REQUIREMENT: Every entry is to be reproduced word for word, but the images are not.

Interface dataset entries
◆ ◆ ◆ ◆
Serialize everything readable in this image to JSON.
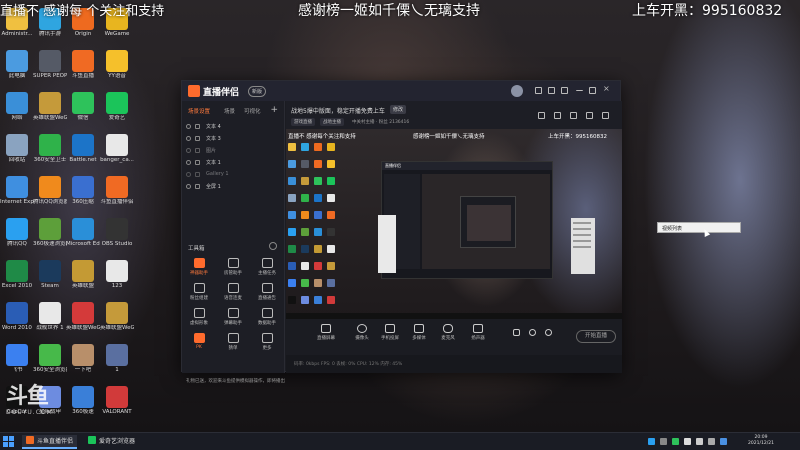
{
  "overlay": {
    "left": "直播不   感谢每   个关注和支持",
    "center": "感谢榜一姬如千傈乀无璃支持",
    "right": "上车开黑：995160832"
  },
  "desktop_icons": [
    {
      "label": "Administr...",
      "color": "#f0c040"
    },
    {
      "label": "腾讯手游",
      "color": "#2fa5e0"
    },
    {
      "label": "Origin",
      "color": "#ee6a1f"
    },
    {
      "label": "WeGame",
      "color": "#e8b51f"
    },
    {
      "label": "此电脑",
      "color": "#4b9be0"
    },
    {
      "label": "SUPER PEOPLE CBT",
      "color": "#555a66"
    },
    {
      "label": "斗鱼直播",
      "color": "#f06a23"
    },
    {
      "label": "YY语音",
      "color": "#f5c02b"
    },
    {
      "label": "网络",
      "color": "#3a8fd8"
    },
    {
      "label": "英雄联盟WeGame版",
      "color": "#c59a3a"
    },
    {
      "label": "微信",
      "color": "#2ec25b"
    },
    {
      "label": "爱奇艺",
      "color": "#1bc45a"
    },
    {
      "label": "回收站",
      "color": "#8aa3c0"
    },
    {
      "label": "360安全卫士",
      "color": "#2fb24a"
    },
    {
      "label": "Battle.net",
      "color": "#1c74c8"
    },
    {
      "label": "banger_ca...",
      "color": "#e8e8e8"
    },
    {
      "label": "Internet Explorer",
      "color": "#3f8fe0"
    },
    {
      "label": "腾讯QQ浏览器",
      "color": "#f08a1c"
    },
    {
      "label": "360压缩",
      "color": "#3a6fd0"
    },
    {
      "label": "斗鱼直播伴侣",
      "color": "#f06a23"
    },
    {
      "label": "腾讯QQ",
      "color": "#2aa0f0"
    },
    {
      "label": "360极速浏览器",
      "color": "#5d9f3a"
    },
    {
      "label": "Microsoft Edge",
      "color": "#2a8fd8"
    },
    {
      "label": "OBS Studio",
      "color": "#333"
    },
    {
      "label": "Excel 2010",
      "color": "#1f8a47"
    },
    {
      "label": "Steam",
      "color": "#1b3a5c"
    },
    {
      "label": "英雄联盟",
      "color": "#c49a34"
    },
    {
      "label": "123",
      "color": "#e8e8e8"
    },
    {
      "label": "Word 2010",
      "color": "#2a5db5"
    },
    {
      "label": "战舰世界 1",
      "color": "#e8e8e8"
    },
    {
      "label": "英雄联盟WeGame版",
      "color": "#d43a3a"
    },
    {
      "label": "英雄联盟WeGame版",
      "color": "#c59a3a"
    },
    {
      "label": "飞书",
      "color": "#3b80f0"
    },
    {
      "label": "360安全浏览器",
      "color": "#47b94a"
    },
    {
      "label": "一下吧",
      "color": "#b88f6a"
    },
    {
      "label": "1",
      "color": "#5a6fa0"
    },
    {
      "label": "CapCut",
      "color": "#111"
    },
    {
      "label": "星际战甲",
      "color": "#6d8ce0"
    },
    {
      "label": "360极速",
      "color": "#3a7fd8"
    },
    {
      "label": "VALORANT",
      "color": "#d13a3a"
    }
  ],
  "app": {
    "title": "直播伴侣",
    "version_badge": "新版",
    "left_tabs": [
      "场景设置",
      "场景",
      "可视化"
    ],
    "scenes": [
      "文本 4",
      "文本 3",
      "图片",
      "文本 1",
      "Gallery 1",
      "全屏 1"
    ],
    "toolbox_title": "工具箱",
    "tools": [
      "神器助手",
      "房管助手",
      "主播任务",
      "粉丝组建",
      "语音连麦",
      "直播通告",
      "虚拟形象",
      "弹幕助手",
      "数据助手",
      "PK",
      "猜单",
      "更多"
    ],
    "status_text": "礼物已送，欢迎来斗鱼提供模拟器操作，即将播出",
    "announcement": "战地5爆中版面，稳定开播免费上车",
    "edit_label": "修改",
    "chips": [
      "游戏直播",
      "战地主播"
    ],
    "info_text": "中关村主播 · 粉丝 2136416",
    "preview_texts": [
      "直播不   感谢每个关注和支持",
      "感谢榜一姬如千傈乀无璃支持",
      "上车开黑：995160832"
    ],
    "controls": [
      "直播屏幕",
      "摄像头",
      "手机投屏",
      "多媒体",
      "麦克风",
      "扬声器"
    ],
    "start_live": "开始直播",
    "stats": "码率: 0kbps   FPS: 0   丢帧: 0%   CPU: 12%   内存: 45%"
  },
  "tooltip_text": "视频列表",
  "watermark": {
    "big": "斗鱼",
    "small": "DOUYU.COM"
  },
  "taskbar": {
    "items": [
      "斗鱼直播伴侣",
      "爱奇艺浏览器"
    ],
    "clock_time": "20:09",
    "clock_date": "2021/12/21"
  }
}
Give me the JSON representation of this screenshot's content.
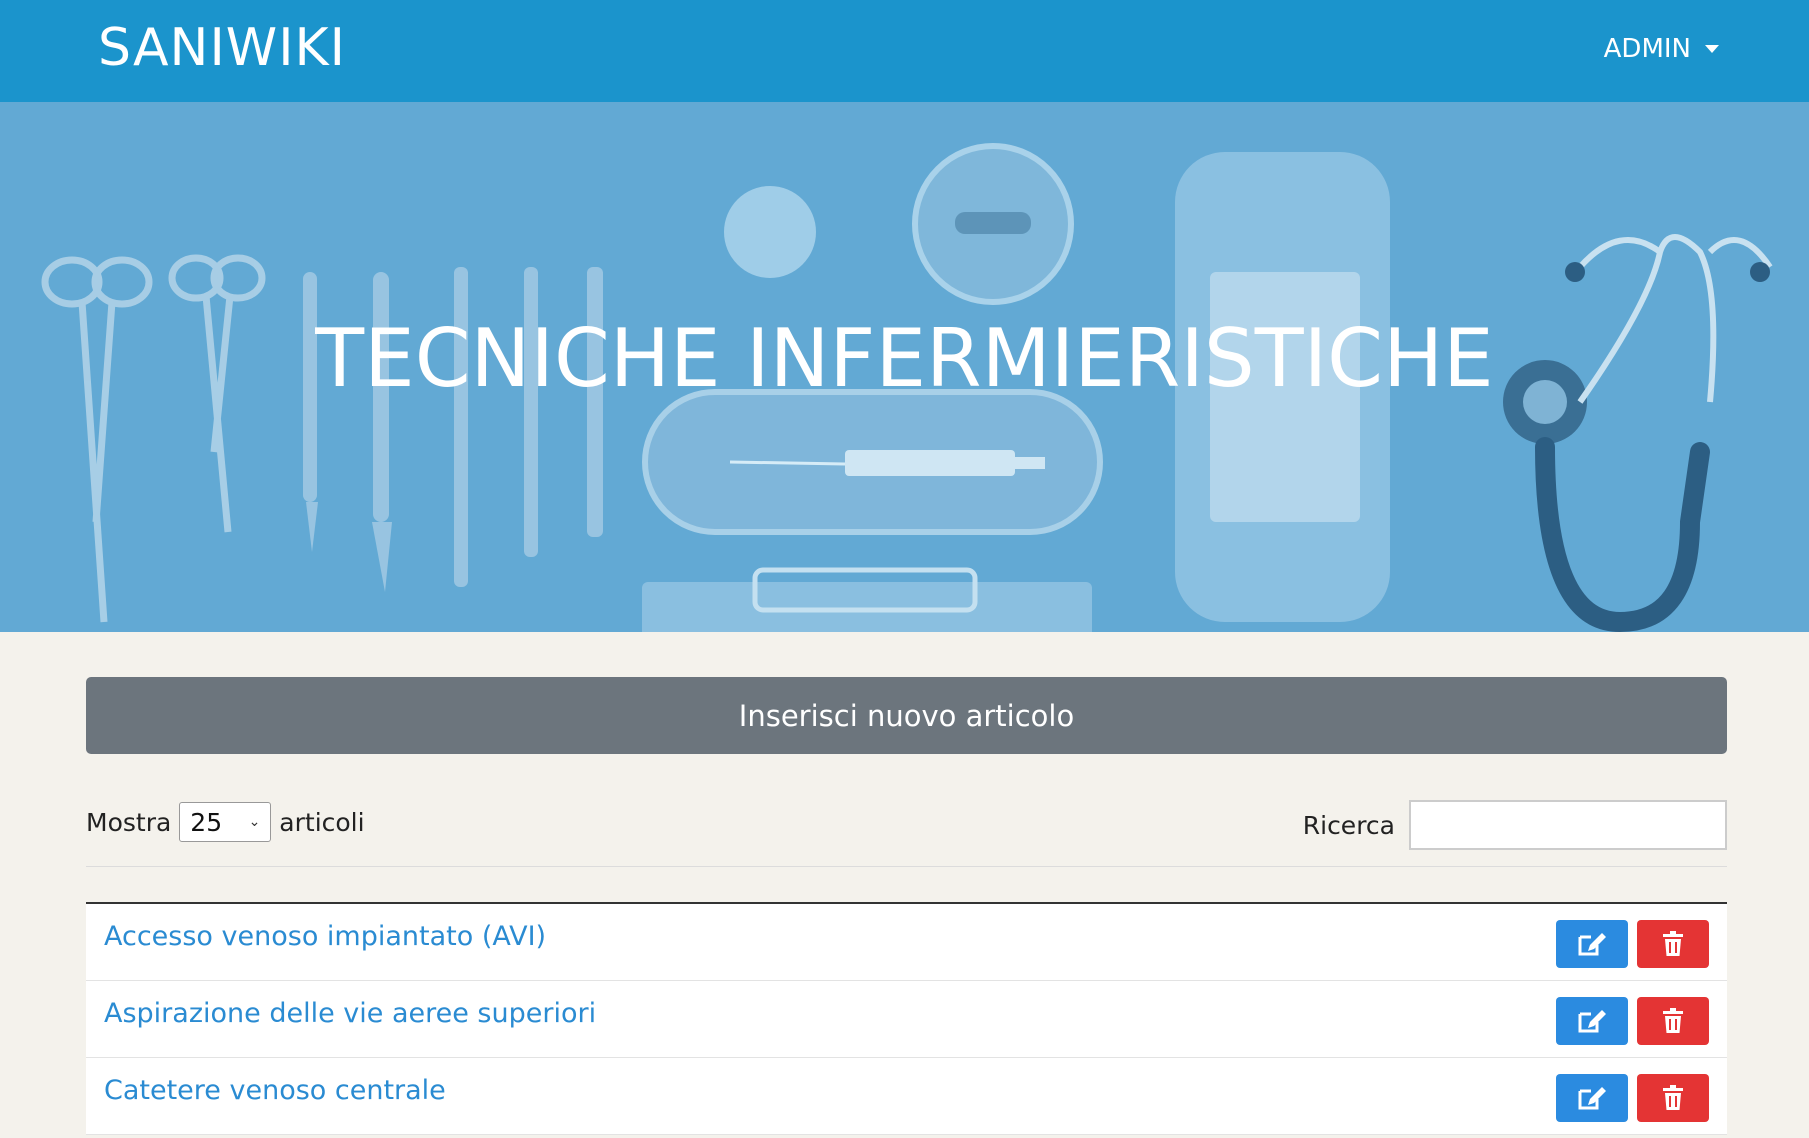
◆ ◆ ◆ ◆
RESPONSE TO THIS EXERCISE:
Serialize everything readable in this image to JSON.
{
  "overlay": {
    "left": "直播不   感谢每   个关注和支持",
    "center": "感谢榜一姬如千傈乀无璃支持",
    "right": "上车开黑：995160832"
  },
  "desktop_icons": [
    {
      "label": "Administr...",
      "color": "#f0c040"
    },
    {
      "label": "腾讯手游",
      "color": "#2fa5e0"
    },
    {
      "label": "Origin",
      "color": "#ee6a1f"
    },
    {
      "label": "WeGame",
      "color": "#e8b51f"
    },
    {
      "label": "此电脑",
      "color": "#4b9be0"
    },
    {
      "label": "SUPER PEOPLE CBT",
      "color": "#555a66"
    },
    {
      "label": "斗鱼直播",
      "color": "#f06a23"
    },
    {
      "label": "YY语音",
      "color": "#f5c02b"
    },
    {
      "label": "网络",
      "color": "#3a8fd8"
    },
    {
      "label": "英雄联盟WeGame版",
      "color": "#c59a3a"
    },
    {
      "label": "微信",
      "color": "#2ec25b"
    },
    {
      "label": "爱奇艺",
      "color": "#1bc45a"
    },
    {
      "label": "回收站",
      "color": "#8aa3c0"
    },
    {
      "label": "360安全卫士",
      "color": "#2fb24a"
    },
    {
      "label": "Battle.net",
      "color": "#1c74c8"
    },
    {
      "label": "banger_ca...",
      "color": "#e8e8e8"
    },
    {
      "label": "Internet Explorer",
      "color": "#3f8fe0"
    },
    {
      "label": "腾讯QQ浏览器",
      "color": "#f08a1c"
    },
    {
      "label": "360压缩",
      "color": "#3a6fd0"
    },
    {
      "label": "斗鱼直播伴侣",
      "color": "#f06a23"
    },
    {
      "label": "腾讯QQ",
      "color": "#2aa0f0"
    },
    {
      "label": "360极速浏览器",
      "color": "#5d9f3a"
    },
    {
      "label": "Microsoft Edge",
      "color": "#2a8fd8"
    },
    {
      "label": "OBS Studio",
      "color": "#333"
    },
    {
      "label": "Excel 2010",
      "color": "#1f8a47"
    },
    {
      "label": "Steam",
      "color": "#1b3a5c"
    },
    {
      "label": "英雄联盟",
      "color": "#c49a34"
    },
    {
      "label": "123",
      "color": "#e8e8e8"
    },
    {
      "label": "Word 2010",
      "color": "#2a5db5"
    },
    {
      "label": "战舰世界 1",
      "color": "#e8e8e8"
    },
    {
      "label": "英雄联盟WeGame版",
      "color": "#d43a3a"
    },
    {
      "label": "英雄联盟WeGame版",
      "color": "#c59a3a"
    },
    {
      "label": "飞书",
      "color": "#3b80f0"
    },
    {
      "label": "360安全浏览器",
      "color": "#47b94a"
    },
    {
      "label": "一下吧",
      "color": "#b88f6a"
    },
    {
      "label": "1",
      "color": "#5a6fa0"
    },
    {
      "label": "CapCut",
      "color": "#111"
    },
    {
      "label": "星际战甲",
      "color": "#6d8ce0"
    },
    {
      "label": "360极速",
      "color": "#3a7fd8"
    },
    {
      "label": "VALORANT",
      "color": "#d13a3a"
    }
  ],
  "app": {
    "title": "直播伴侣",
    "version_badge": "新版",
    "left_tabs": [
      "场景设置",
      "场景",
      "可视化"
    ],
    "scenes": [
      "文本 4",
      "文本 3",
      "图片",
      "文本 1",
      "Gallery 1",
      "全屏 1"
    ],
    "toolbox_title": "工具箱",
    "tools": [
      "神器助手",
      "房管助手",
      "主播任务",
      "粉丝组建",
      "语音连麦",
      "直播通告",
      "虚拟形象",
      "弹幕助手",
      "数据助手",
      "PK",
      "猜单",
      "更多"
    ],
    "status_text": "礼物已送，欢迎来斗鱼提供模拟器操作，即将播出",
    "announcement": "战地5爆中版面，稳定开播免费上车",
    "edit_label": "修改",
    "chips": [
      "游戏直播",
      "战地主播"
    ],
    "info_text": "中关村主播 · 粉丝 2136416",
    "preview_texts": [
      "直播不   感谢每个关注和支持",
      "感谢榜一姬如千傈乀无璃支持",
      "上车开黑：995160832"
    ],
    "controls": [
      "直播屏幕",
      "摄像头",
      "手机投屏",
      "多媒体",
      "麦克风",
      "扬声器"
    ],
    "start_live": "开始直播",
    "stats": "码率: 0kbps   FPS: 0   丢帧: 0%   CPU: 12%   内存: 45%"
  },
  "tooltip_text": "视频列表",
  "watermark": {
    "big": "斗鱼",
    "small": "DOUYU.COM"
  },
  "taskbar": {
    "items": [
      "斗鱼直播伴侣",
      "爱奇艺浏览器"
    ],
    "clock_time": "20:09",
    "clock_date": "2021/12/21"
  }
}
Give me the JSON representation of this screenshot's content.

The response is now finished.